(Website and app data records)
───

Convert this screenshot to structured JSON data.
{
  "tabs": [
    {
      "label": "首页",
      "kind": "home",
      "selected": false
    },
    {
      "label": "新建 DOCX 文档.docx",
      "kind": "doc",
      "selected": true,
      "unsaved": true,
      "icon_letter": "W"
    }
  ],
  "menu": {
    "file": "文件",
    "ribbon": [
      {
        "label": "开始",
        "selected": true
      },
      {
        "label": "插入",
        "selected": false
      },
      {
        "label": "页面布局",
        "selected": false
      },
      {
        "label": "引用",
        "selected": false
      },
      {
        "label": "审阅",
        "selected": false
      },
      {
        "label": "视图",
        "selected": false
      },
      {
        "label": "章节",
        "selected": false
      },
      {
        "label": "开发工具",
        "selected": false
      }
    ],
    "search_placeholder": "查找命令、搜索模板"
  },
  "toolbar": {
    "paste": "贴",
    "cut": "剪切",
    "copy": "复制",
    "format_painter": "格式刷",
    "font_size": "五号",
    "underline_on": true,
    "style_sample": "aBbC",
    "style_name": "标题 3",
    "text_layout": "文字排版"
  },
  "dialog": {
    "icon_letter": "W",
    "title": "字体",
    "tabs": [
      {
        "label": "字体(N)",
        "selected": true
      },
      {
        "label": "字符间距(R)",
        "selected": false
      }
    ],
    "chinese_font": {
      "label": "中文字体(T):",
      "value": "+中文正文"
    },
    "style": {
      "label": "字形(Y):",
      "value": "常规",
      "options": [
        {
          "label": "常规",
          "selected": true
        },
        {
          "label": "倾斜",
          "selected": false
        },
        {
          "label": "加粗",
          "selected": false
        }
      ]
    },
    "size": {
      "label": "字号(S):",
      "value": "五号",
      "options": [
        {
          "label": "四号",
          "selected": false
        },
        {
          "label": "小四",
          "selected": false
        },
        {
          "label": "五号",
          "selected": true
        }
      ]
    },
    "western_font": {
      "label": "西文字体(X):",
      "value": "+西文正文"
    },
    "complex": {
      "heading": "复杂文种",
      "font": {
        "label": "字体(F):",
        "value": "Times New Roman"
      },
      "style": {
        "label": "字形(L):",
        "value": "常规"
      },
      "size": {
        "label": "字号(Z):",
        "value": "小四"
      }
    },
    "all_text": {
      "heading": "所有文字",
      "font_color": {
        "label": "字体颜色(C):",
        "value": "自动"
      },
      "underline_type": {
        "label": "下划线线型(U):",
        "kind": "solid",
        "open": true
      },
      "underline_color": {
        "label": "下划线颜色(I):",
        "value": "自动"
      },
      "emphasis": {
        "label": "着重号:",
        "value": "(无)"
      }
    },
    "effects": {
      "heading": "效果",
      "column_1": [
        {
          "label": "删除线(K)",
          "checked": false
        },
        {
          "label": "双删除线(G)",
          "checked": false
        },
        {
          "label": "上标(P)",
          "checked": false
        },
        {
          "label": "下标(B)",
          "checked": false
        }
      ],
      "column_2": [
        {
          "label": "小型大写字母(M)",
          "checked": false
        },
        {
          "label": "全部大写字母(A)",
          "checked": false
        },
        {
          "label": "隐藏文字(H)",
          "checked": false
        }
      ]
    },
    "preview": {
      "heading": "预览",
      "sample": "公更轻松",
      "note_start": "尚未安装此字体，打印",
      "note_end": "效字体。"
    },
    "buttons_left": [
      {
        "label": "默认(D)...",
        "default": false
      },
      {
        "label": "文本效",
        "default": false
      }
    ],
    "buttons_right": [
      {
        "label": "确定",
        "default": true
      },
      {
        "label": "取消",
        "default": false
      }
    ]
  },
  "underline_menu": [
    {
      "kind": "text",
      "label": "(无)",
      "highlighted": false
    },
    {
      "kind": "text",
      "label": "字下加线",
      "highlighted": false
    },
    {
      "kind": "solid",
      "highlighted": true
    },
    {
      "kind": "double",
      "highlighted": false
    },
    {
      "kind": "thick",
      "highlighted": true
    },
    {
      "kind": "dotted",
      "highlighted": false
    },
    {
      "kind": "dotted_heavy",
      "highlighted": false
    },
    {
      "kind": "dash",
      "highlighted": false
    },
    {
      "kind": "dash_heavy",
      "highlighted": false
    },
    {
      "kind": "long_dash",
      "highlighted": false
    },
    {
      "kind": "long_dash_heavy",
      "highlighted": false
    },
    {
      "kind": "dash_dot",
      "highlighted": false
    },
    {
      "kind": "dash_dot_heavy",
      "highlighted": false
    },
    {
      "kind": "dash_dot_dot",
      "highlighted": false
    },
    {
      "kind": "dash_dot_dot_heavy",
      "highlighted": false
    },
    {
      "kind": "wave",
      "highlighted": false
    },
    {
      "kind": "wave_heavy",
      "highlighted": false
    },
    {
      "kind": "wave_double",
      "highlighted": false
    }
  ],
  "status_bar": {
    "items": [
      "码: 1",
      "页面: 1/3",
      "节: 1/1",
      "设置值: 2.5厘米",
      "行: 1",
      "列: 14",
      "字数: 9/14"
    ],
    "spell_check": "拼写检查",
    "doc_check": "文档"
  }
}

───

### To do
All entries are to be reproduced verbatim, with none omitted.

### Solved exercise
Convert this screenshot to structured JSON data.
{
  "tabs": [
    {
      "label": "首页",
      "kind": "home",
      "selected": false
    },
    {
      "label": "新建 DOCX 文档.docx",
      "kind": "doc",
      "selected": true,
      "unsaved": true,
      "icon_letter": "W"
    }
  ],
  "menu": {
    "file": "文件",
    "ribbon": [
      {
        "label": "开始",
        "selected": true
      },
      {
        "label": "插入",
        "selected": false
      },
      {
        "label": "页面布局",
        "selected": false
      },
      {
        "label": "引用",
        "selected": false
      },
      {
        "label": "审阅",
        "selected": false
      },
      {
        "label": "视图",
        "selected": false
      },
      {
        "label": "章节",
        "selected": false
      },
      {
        "label": "开发工具",
        "selected": false
      }
    ],
    "search_placeholder": "查找命令、搜索模板"
  },
  "toolbar": {
    "paste": "贴",
    "cut": "剪切",
    "copy": "复制",
    "format_painter": "格式刷",
    "font_size": "五号",
    "underline_on": true,
    "style_sample": "aBbC",
    "style_name": "标题 3",
    "text_layout": "文字排版"
  },
  "dialog": {
    "icon_letter": "W",
    "title": "字体",
    "tabs": [
      {
        "label": "字体(N)",
        "selected": true
      },
      {
        "label": "字符间距(R)",
        "selected": false
      }
    ],
    "chinese_font": {
      "label": "中文字体(T):",
      "value": "+中文正文"
    },
    "style": {
      "label": "字形(Y):",
      "value": "常规",
      "options": [
        {
          "label": "常规",
          "selected": true
        },
        {
          "label": "倾斜",
          "selected": false
        },
        {
          "label": "加粗",
          "selected": false
        }
      ]
    },
    "size": {
      "label": "字号(S):",
      "value": "五号",
      "options": [
        {
          "label": "四号",
          "selected": false
        },
        {
          "label": "小四",
          "selected": false
        },
        {
          "label": "五号",
          "selected": true
        }
      ]
    },
    "western_font": {
      "label": "西文字体(X):",
      "value": "+西文正文"
    },
    "complex": {
      "heading": "复杂文种",
      "font": {
        "label": "字体(F):",
        "value": "Times New Roman"
      },
      "style": {
        "label": "字形(L):",
        "value": "常规"
      },
      "size": {
        "label": "字号(Z):",
        "value": "小四"
      }
    },
    "all_text": {
      "heading": "所有文字",
      "font_color": {
        "label": "字体颜色(C):",
        "value": "自动"
      },
      "underline_type": {
        "label": "下划线线型(U):",
        "kind": "solid",
        "open": true
      },
      "underline_color": {
        "label": "下划线颜色(I):",
        "value": "自动"
      },
      "emphasis": {
        "label": "着重号:",
        "value": "(无)"
      }
    },
    "effects": {
      "heading": "效果",
      "column_1": [
        {
          "label": "删除线(K)",
          "checked": false
        },
        {
          "label": "双删除线(G)",
          "checked": false
        },
        {
          "label": "上标(P)",
          "checked": false
        },
        {
          "label": "下标(B)",
          "checked": false
        }
      ],
      "column_2": [
        {
          "label": "小型大写字母(M)",
          "checked": false
        },
        {
          "label": "全部大写字母(A)",
          "checked": false
        },
        {
          "label": "隐藏文字(H)",
          "checked": false
        }
      ]
    },
    "preview": {
      "heading": "预览",
      "sample": "公更轻松",
      "note_start": "尚未安装此字体，打印",
      "note_end": "效字体。"
    },
    "buttons_left": [
      {
        "label": "默认(D)...",
        "default": false
      },
      {
        "label": "文本效",
        "default": false
      }
    ],
    "buttons_right": [
      {
        "label": "确定",
        "default": true
      },
      {
        "label": "取消",
        "default": false
      }
    ]
  },
  "underline_menu": [
    {
      "kind": "text",
      "label": "(无)",
      "highlighted": false
    },
    {
      "kind": "text",
      "label": "字下加线",
      "highlighted": false
    },
    {
      "kind": "solid",
      "highlighted": true
    },
    {
      "kind": "double",
      "highlighted": false
    },
    {
      "kind": "thick",
      "highlighted": true
    },
    {
      "kind": "dotted",
      "highlighted": false
    },
    {
      "kind": "dotted_heavy",
      "highlighted": false
    },
    {
      "kind": "dash",
      "highlighted": false
    },
    {
      "kind": "dash_heavy",
      "highlighted": false
    },
    {
      "kind": "long_dash",
      "highlighted": false
    },
    {
      "kind": "long_dash_heavy",
      "highlighted": false
    },
    {
      "kind": "dash_dot",
      "highlighted": false
    },
    {
      "kind": "dash_dot_heavy",
      "highlighted": false
    },
    {
      "kind": "dash_dot_dot",
      "highlighted": false
    },
    {
      "kind": "dash_dot_dot_heavy",
      "highlighted": false
    },
    {
      "kind": "wave",
      "highlighted": false
    },
    {
      "kind": "wave_heavy",
      "highlighted": false
    },
    {
      "kind": "wave_double",
      "highlighted": false
    }
  ],
  "status_bar": {
    "items": [
      "码: 1",
      "页面: 1/3",
      "节: 1/1",
      "设置值: 2.5厘米",
      "行: 1",
      "列: 14",
      "字数: 9/14"
    ],
    "spell_check": "拼写检查",
    "doc_check": "文档"
  }
}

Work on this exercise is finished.